Marsh's voice is both a warning and a voice of moderation. It is also particularly American. It is the voice of a man who saw firsthand that a seemingly inexhaustible wealth of nature lay limitlessly before his countrymen for their use and saw, too, how they were despoiling and destroying that wealth as mankind had characteristically done throughout the ages to its own great disadvantage.

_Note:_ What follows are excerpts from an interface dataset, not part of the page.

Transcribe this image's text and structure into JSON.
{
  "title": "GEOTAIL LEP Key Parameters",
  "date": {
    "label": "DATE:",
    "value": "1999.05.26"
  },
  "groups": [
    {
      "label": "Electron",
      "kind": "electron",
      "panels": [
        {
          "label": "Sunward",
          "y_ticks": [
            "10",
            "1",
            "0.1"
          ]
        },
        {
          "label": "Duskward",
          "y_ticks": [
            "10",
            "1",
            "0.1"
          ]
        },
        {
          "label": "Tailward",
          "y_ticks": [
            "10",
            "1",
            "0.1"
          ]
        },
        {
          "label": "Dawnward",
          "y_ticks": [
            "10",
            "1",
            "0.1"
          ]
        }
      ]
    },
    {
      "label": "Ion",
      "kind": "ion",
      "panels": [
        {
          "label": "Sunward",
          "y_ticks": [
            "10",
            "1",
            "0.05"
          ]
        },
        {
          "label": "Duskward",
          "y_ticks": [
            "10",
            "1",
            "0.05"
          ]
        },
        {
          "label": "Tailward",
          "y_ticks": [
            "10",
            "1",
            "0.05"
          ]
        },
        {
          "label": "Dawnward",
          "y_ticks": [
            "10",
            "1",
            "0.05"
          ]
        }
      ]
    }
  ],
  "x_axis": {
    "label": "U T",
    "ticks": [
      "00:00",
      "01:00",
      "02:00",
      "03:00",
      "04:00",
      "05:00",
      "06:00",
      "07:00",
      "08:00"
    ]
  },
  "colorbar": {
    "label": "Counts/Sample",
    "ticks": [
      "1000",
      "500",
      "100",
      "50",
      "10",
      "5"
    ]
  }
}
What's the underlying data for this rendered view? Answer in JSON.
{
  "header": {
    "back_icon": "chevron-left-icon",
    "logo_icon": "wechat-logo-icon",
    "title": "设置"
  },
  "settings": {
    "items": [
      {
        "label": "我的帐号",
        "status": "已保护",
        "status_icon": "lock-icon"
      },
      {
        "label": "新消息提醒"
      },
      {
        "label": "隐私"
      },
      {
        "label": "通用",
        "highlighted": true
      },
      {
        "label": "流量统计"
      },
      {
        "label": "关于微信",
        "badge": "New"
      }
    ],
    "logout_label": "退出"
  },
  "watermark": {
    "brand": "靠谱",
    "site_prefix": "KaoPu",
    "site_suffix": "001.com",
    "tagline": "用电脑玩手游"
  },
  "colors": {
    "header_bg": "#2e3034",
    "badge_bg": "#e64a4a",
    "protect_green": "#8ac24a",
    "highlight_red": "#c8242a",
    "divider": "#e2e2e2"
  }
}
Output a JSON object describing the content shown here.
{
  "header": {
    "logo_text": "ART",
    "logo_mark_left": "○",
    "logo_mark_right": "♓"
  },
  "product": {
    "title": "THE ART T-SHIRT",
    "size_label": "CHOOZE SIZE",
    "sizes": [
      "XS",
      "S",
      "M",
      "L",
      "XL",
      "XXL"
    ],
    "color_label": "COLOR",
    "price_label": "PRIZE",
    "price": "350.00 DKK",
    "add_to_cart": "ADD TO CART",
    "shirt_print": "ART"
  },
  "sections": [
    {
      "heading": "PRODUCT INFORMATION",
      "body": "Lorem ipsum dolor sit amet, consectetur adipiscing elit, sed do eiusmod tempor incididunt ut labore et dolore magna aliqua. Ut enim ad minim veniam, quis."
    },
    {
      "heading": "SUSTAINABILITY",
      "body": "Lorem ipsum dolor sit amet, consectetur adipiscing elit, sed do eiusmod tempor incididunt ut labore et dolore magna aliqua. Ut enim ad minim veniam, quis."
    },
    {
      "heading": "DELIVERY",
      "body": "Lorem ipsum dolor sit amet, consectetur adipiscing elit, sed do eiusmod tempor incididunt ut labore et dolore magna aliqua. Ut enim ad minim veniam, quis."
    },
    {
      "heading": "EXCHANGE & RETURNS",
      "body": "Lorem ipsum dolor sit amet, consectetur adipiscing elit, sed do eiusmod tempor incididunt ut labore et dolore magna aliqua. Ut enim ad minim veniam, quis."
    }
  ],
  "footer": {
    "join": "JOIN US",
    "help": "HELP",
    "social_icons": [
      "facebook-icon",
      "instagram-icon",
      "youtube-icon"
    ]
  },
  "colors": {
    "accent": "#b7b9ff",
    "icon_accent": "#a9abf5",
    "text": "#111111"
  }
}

In Man and Nature, Marsh balanced a commitment to the authority of nature and to the intelligence and powers of mankind. He introduced the idea that people must be stewards of nature and must recognize that nature has a harmony of its own that it is disastrous to defy and, by defying, destroy. Marsh recognizes that human beings cannot live—and ought not to live—like brutes in nature and that we are not, like the rest of nature, entirely of nature. He accepts that, by our essence, human beings are a higher force able to transform and elevate other aspects of nature. Marsh himself sees some components of mankind's ability to transform as "lower" aspects, like producing crops through cultivation, domesticating animals, and engineering geography itself. But this power and authority, Marsh argued, gives people the responsibility of stewardship. It is essential that we know nature, understand its processes and work with nature as we transform it, rather than recklessly endangering ourselves by abusing it. With the advances that have been made in the magnitude and depth of destruction humans have invented—nuclear weaponry, for example, not only kills people but destroys the environment—Marsh's warnings and sense of responsible moderation have become increasingly important.
Curtis, Jane, Will Curtis, and Frank Liebermann. The World of George Perkins Marsh. Woodstock, VT: Countryman Press, 1982.
Lowenthal, David. George Perkins Marsh, Prophet of Conservation. Seattle: University of Washington Press, 2000.
"George Perkins Marsh: Renaissance Vermonter." The George Perkins Marsh Institute. 〈http://www.clarku.edu/departments/marsh/about/〉 (accessed March 15, 2006).